Valentin Zykov, who spent the 2018-19 season jumping between Edmonton, Carolina, and Vegas, is sticking around for now to add to the competition. He has never really performed well at the NHL level, despite being successful in the AHL, so he should be motivated to perform as it may be one of his final chances to earn a place in the NHL.
Ryan Reaves has become a reliable presence on the Golden Knights bottom forward line, providing a surprising amount of offense for his player type but most importantly giving the team a dominating, physical presence. He is the bodyguard for the team, but is also a decent enough hockey player to have earned a regular place on a roster.
The Golden Knights have a low-key but solid defense. They do not have a superstar, bonafide number one guy, but they do have a collection of players playing exceptionally well within the team’s system. The collective defense of the team increases the performance of the individuals.

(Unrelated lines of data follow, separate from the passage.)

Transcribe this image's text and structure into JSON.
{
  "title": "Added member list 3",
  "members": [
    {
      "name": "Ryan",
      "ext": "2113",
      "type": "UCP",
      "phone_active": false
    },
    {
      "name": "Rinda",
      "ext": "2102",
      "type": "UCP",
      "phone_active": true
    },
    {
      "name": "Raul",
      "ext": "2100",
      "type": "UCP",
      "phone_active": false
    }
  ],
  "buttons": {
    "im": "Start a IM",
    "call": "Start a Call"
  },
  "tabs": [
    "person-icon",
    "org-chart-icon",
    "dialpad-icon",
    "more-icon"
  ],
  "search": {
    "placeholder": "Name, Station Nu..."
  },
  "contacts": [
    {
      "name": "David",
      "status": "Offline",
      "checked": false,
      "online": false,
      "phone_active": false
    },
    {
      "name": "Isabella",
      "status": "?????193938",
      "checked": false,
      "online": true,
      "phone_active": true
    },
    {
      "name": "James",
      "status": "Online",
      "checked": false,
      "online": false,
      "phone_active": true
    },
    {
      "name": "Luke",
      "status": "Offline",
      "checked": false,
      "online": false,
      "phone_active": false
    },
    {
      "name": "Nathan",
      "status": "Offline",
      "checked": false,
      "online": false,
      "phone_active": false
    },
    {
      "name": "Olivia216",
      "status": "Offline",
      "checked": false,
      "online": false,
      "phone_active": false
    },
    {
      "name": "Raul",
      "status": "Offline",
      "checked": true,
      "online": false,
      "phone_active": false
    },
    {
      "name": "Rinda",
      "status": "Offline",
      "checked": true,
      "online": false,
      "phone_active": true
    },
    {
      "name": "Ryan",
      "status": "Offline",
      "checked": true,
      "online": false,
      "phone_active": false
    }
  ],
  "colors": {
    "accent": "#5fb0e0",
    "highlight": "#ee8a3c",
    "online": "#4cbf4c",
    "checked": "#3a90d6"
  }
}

Shea Theodore is a young, offensively minded defender who is slowly coming into his own as a talented, two-way defenseman with excellent offensive instincts. He still needs to work on decision making and how aggressively he pursues the puck, as it has been known to throw him out of position. For that reason, Theodore plays very often with Deryk Engelland, who has a strong reputation of being a solid defensive defenseman. Although the two project to play together again this coming season, Engelland is now 37 and is struggling to keep up his speed and mobility with the changes in the game and this pairing may not make it through the season.

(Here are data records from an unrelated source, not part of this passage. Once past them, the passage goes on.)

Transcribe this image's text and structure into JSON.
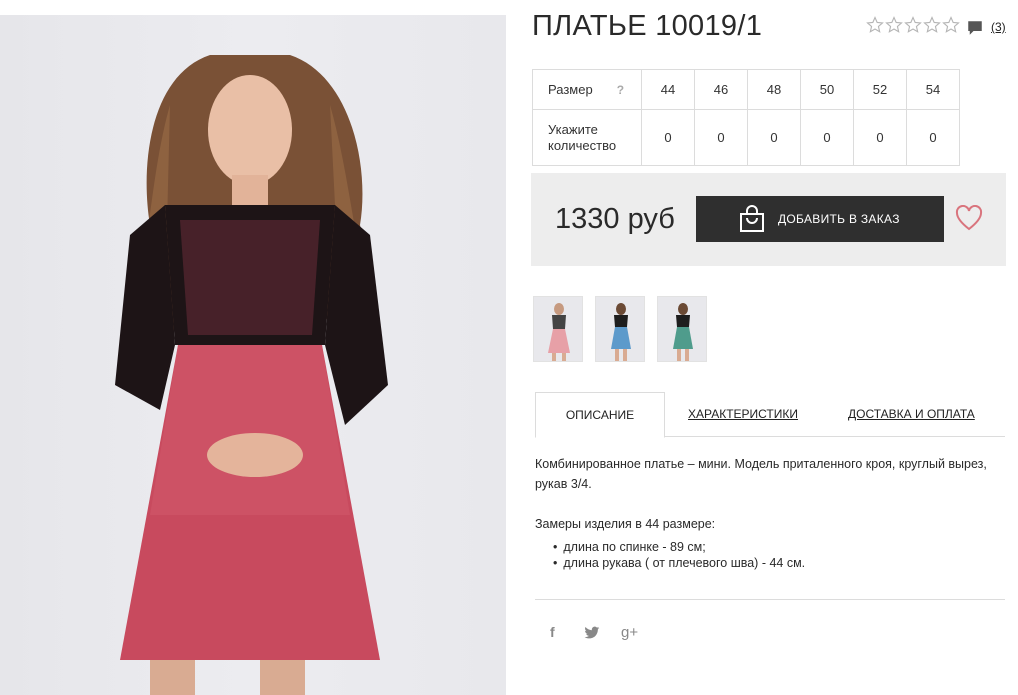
{
  "product": {
    "title": "ПЛАТЬЕ 10019/1",
    "rating_stars": 0,
    "rating_max": 5,
    "review_count": "(3)"
  },
  "sizes": {
    "size_label": "Размер",
    "help_glyph": "?",
    "qty_label": "Укажите количество",
    "columns": [
      "44",
      "46",
      "48",
      "50",
      "52",
      "54"
    ],
    "quantities": [
      "0",
      "0",
      "0",
      "0",
      "0",
      "0"
    ]
  },
  "purchase": {
    "price": "1330 руб",
    "add_button_label": "ДОБАВИТЬ В ЗАКАЗ"
  },
  "thumbnails": [
    {
      "dress_color": "#e7a0a7"
    },
    {
      "dress_color": "#5d9acb"
    },
    {
      "dress_color": "#4f9c8c"
    }
  ],
  "tabs": [
    {
      "label": "ОПИСАНИЕ"
    },
    {
      "label": "ХАРАКТЕРИСТИКИ"
    },
    {
      "label": "ДОСТАВКА И ОПЛАТА"
    }
  ],
  "description": {
    "text": "Комбинированное платье – мини. Модель приталенного кроя, круглый вырез, рукав 3/4.",
    "measure_title": "Замеры изделия в 44 размере:",
    "measures": [
      "длина по спинке - 89 см;",
      "длина рукава ( от плечевого шва) - 44 см."
    ]
  },
  "social": {
    "facebook": "f",
    "google_plus": "g+"
  },
  "colors": {
    "dark_button": "#2f2f2f",
    "heart": "#d9747d",
    "panel_bg": "#ededed",
    "border": "#dcdcdc"
  }
}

Nate Schmidt, another Golden Knight who got a lengthy $5-million contract in Vegas very quickly, pairs up with Brayden McNabb on one of the team’s top two pairings. They are a good match for each other, with Schmidt being a solid two-way defender with offensive instincts and McNabb being a reliable defender with a punishing physical aspect to his game. They will eat a lot of tough minutes for the Golden Knights this season.

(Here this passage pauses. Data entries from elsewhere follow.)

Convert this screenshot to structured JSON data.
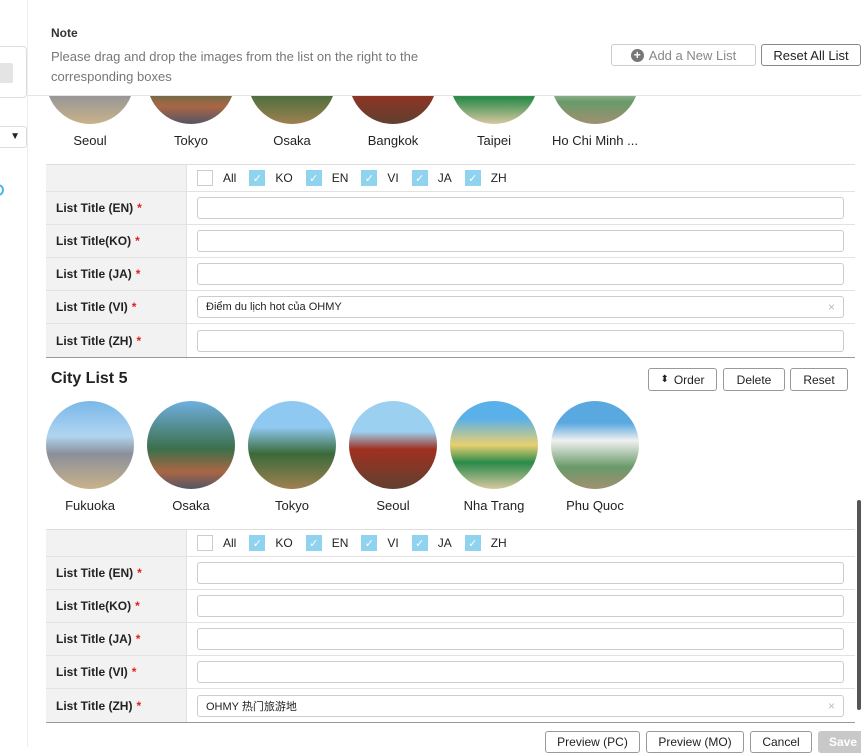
{
  "note": {
    "title": "Note",
    "text": "Please drag and drop the images from the list on the right to the corresponding boxes"
  },
  "actions": {
    "add_list": "Add a New List",
    "reset_all": "Reset All List"
  },
  "top_list": {
    "cities": [
      "Seoul",
      "Tokyo",
      "Osaka",
      "Bangkok",
      "Taipei",
      "Ho Chi Minh ..."
    ]
  },
  "languages": [
    {
      "label": "All",
      "checked": false
    },
    {
      "label": "KO",
      "checked": true
    },
    {
      "label": "EN",
      "checked": true
    },
    {
      "label": "VI",
      "checked": true
    },
    {
      "label": "JA",
      "checked": true
    },
    {
      "label": "ZH",
      "checked": true
    }
  ],
  "form1": {
    "rows": [
      {
        "label": "List Title (EN)",
        "value": ""
      },
      {
        "label": "List Title(KO)",
        "value": ""
      },
      {
        "label": "List Title (JA)",
        "value": ""
      },
      {
        "label": "List Title (VI)",
        "value": "Điểm du lịch hot của OHMY"
      },
      {
        "label": "List Title (ZH)",
        "value": ""
      }
    ]
  },
  "list5": {
    "title": "City List 5",
    "order": "Order",
    "delete": "Delete",
    "reset": "Reset",
    "cities": [
      "Fukuoka",
      "Osaka",
      "Tokyo",
      "Seoul",
      "Nha Trang",
      "Phu Quoc"
    ]
  },
  "form2": {
    "rows": [
      {
        "label": "List Title (EN)",
        "value": ""
      },
      {
        "label": "List Title(KO)",
        "value": ""
      },
      {
        "label": "List Title (JA)",
        "value": ""
      },
      {
        "label": "List Title (VI)",
        "value": ""
      },
      {
        "label": "List Title (ZH)",
        "value": "OHMY 热门旅游地"
      }
    ]
  },
  "footer": {
    "preview_pc": "Preview (PC)",
    "preview_mo": "Preview (MO)",
    "cancel": "Cancel",
    "save": "Save"
  },
  "required_mark": "*",
  "dropdown_arrow": "▼",
  "clear_icon": "×",
  "order_icon": "⬍"
}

To play alongside Jon Merrill or Nick Holden, the team’s bottom pairing has an opening for a prospect. Nicolas Hague is a leading candidate for this spot. His AHL season last year was huge for his confidence and ability to establish his presence on the ice. Also competing will be Zach Whitecloud, who may not get the spot out of training camp but is first in line for being called up. Jimmy Schuldt joined the team at the end of last season, playing in one game for the Golden Knights and recording his first NHL point (an assist). His skillset may be highly valued on the team’s d-core, as he is great at controlling the play and can quarterback a powerplay.
Marc-Andre Fleury is still the starter in Vegas. His statline regressed big time from his stellar 17-18 season, going from a 2.24 to 2.51 GAA and 0.927 to 0.913 SV%. He did play 15 extra games last season compared to the year before, and the team may want to limit him to about 50 – 55 games and split the load with Malcolm Subban to keep Fleury as fresh as possible for a playoff run, considering Marc-Andre will turn 35 early in the season. The team does not have strong goaltending depth, but Garret Sparks and Oscar Dansk are both options to replace Subban if need be.
Another thing the front office will have to keep in mind is an eventual replacement, as the goaltending prospects on the Golden Knights’ roster are nowhere near NHL ready, if they ever make it.
Vegas Golden Knights 2019-20 Prediction
2nd – 3rd Pacific Division
The Golden Knights will be in tough to replace the amount of core, role players they lost this offseason. Their locker room took a major hit and it will be interesting to watch how the players respond early in the season. Luckily for the team, they have an incredibly strong forward group consisting of many excellent two-way forwards, some of whom are among the best defensive forwards in the entire league. The Pacific Division below Vegas did not improve quite enough to show a major challenge for a divisional playoff spot, so it is hard to see them falling out of second or third in the division.